Book News Roundup: The fight to save Pepe

  • We've written several times about how much we love the children's books of Seattle author Jessixa Bagley. If you'd like to hear Bagley discuss her life and work, she guest-starred on the All the Wonders podcast earlier this week. Make sure to check it out.

  • You probably know that Fantagraphics cartoonist Matt Furie's cartoon character Pepe the Frog has become a symbol of the Trump-loving alt-right. Furie is by all accounts a wonderful, easygoing guy who was completely blindsided by the fact that his laid-back cartoon frog has become the rough equivalent of a swastika. Now, an online petition by Furie supporters "implore[s] the Anti Defamation League, ADL, to remove the designation of Pepe the frog or any likeness as a hate symbol." Sign the petition if you agree. I've stated in the past that I don't know how much hope there is for the rehabilitation of Pepe; it's much harder to remove a meaning from a symbol than it is to add a meaning. But you certainly can't fault Furie and his friends for trying.

  • Remember when we told you that the TSA was testing a program requiring agents to go through books and magazines at airport security checkpoints? Great news! Scott Jaschik at Inside Higher Ed says that the TSA has "abandoned" the program and "there are no plans to restore the pilot or to expand it."

  • Open Culture examines "The Splendid Book Design of the 1946 Edition of Gibbon’s Decline and Fall of the Roman Empire." I saw these books once when I was a used bookseller and, unlike the tens thousands of books that passed over my desk in those years, I remember perfectly what this edition of Decline and Fall looks like. Book design is so important.

  • The Association for Library Service to Children is looking for people of color who are willing to volunteer to join its awards and media evaluation committees. This paragraph is exactly the kind of thing you want to see from an organization of librarians in 2017:

It is an inconvenient truth for many of us, mostly white, that our industry (which I use here loosely to mean work in children’s books) upholds the systemic racism that is prevalent throughout the wider media industry and most institutions and communities in our country.
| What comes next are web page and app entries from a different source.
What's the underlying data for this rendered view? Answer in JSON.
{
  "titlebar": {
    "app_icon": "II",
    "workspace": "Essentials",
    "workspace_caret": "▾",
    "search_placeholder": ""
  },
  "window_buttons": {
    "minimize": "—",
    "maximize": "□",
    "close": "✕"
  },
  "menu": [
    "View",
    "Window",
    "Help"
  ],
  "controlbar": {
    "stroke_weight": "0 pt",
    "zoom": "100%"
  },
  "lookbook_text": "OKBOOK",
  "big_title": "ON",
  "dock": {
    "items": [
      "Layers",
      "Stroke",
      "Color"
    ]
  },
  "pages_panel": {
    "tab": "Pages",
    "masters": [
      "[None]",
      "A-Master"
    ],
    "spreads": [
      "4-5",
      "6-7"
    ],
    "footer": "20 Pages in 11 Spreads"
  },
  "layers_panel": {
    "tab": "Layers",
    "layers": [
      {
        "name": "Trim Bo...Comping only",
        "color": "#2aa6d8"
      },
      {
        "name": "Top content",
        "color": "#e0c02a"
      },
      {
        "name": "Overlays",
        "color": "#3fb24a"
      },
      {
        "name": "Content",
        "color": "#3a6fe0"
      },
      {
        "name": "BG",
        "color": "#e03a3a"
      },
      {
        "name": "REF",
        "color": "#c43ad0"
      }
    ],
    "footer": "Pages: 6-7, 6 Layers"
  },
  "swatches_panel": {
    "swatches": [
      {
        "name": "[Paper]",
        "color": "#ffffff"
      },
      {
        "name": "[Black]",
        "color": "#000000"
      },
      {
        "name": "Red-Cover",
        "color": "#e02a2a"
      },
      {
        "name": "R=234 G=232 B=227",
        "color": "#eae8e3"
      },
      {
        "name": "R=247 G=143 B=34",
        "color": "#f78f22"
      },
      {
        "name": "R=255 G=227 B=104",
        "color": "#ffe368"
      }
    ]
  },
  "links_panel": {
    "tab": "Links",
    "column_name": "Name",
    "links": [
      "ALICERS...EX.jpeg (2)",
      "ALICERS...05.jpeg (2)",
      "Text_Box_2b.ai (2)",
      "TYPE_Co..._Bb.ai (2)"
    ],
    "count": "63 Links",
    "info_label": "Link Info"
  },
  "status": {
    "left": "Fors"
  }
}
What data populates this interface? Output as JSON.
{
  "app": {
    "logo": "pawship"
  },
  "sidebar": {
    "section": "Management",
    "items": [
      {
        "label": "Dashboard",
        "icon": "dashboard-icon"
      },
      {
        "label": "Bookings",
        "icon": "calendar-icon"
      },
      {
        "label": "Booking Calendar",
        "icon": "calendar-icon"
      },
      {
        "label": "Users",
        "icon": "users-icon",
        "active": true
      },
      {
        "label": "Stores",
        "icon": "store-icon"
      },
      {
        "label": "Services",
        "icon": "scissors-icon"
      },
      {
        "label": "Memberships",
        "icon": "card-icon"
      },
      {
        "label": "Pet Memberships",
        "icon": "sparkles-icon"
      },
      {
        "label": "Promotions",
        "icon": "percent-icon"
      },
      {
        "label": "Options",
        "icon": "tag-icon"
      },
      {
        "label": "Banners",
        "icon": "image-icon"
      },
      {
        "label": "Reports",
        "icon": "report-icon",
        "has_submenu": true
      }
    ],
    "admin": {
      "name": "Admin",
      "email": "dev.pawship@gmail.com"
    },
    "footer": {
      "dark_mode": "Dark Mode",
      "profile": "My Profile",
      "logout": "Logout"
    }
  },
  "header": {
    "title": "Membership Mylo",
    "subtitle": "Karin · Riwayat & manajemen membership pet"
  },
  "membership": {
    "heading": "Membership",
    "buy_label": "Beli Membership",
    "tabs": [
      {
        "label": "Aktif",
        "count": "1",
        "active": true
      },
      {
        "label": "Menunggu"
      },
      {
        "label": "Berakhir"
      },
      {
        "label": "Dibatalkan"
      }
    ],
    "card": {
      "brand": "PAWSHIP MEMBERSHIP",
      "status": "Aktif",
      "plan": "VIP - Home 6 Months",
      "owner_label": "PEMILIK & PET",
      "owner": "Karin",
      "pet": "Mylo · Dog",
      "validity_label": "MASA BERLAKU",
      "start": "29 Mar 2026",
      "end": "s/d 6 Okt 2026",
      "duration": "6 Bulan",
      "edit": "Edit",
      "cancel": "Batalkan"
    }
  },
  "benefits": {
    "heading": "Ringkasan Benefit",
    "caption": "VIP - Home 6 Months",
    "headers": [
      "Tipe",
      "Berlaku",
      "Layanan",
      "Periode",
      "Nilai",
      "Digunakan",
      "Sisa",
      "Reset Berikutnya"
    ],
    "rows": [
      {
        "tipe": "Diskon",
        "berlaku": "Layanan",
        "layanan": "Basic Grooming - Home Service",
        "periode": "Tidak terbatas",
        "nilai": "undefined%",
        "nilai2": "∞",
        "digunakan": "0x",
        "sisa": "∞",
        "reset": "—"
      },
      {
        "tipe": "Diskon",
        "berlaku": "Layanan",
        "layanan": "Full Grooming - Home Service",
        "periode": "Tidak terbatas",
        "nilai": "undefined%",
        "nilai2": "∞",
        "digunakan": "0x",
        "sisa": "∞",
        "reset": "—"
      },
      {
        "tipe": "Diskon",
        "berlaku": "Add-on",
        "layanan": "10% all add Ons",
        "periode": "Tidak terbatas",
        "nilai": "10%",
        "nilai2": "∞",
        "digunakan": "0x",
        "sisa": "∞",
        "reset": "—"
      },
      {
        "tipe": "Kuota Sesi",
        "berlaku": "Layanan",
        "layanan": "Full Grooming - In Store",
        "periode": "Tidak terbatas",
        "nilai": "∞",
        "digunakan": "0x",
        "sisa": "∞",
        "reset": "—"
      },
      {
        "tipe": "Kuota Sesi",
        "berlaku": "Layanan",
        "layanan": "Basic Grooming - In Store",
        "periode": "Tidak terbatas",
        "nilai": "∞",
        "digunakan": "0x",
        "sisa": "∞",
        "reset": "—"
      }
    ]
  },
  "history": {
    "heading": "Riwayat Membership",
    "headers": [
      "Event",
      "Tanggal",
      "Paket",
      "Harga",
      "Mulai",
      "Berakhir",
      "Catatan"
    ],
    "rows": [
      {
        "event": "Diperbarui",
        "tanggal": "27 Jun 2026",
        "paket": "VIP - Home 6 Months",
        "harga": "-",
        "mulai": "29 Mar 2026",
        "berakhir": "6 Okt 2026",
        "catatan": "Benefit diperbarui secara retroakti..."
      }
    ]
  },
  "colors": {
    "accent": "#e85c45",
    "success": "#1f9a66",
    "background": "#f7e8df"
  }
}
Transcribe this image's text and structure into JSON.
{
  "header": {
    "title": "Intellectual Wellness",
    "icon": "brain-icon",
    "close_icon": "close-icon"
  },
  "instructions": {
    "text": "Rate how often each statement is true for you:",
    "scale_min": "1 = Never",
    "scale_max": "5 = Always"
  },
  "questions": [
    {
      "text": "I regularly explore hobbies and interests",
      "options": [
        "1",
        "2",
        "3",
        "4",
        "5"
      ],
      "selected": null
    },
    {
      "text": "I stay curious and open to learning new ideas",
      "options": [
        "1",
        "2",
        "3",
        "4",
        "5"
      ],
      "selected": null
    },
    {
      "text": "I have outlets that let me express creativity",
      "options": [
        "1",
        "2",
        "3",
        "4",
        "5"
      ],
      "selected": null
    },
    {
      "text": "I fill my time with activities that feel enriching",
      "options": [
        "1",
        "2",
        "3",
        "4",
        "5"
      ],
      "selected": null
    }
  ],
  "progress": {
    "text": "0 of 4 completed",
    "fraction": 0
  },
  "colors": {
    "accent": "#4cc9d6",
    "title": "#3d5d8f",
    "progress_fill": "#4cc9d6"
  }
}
It can be uncomfortable to confront the foundations of one’s own expertise in and passion for children’s books and examine where some of our judgments of quality we think are “unbiased” are only so when viewed through the lens of white privilege. But this white inconvenience, this white discomfort, is paltry when compared to what we create for communities of color by pretending this problem does not exist, or is not our own job to fix. To do our job, in service of the job of the child, many of us will need to start listening more, speaking less, and using our expertise to make space for and amplify voices that shine, in the multitude of ways a voice can shine.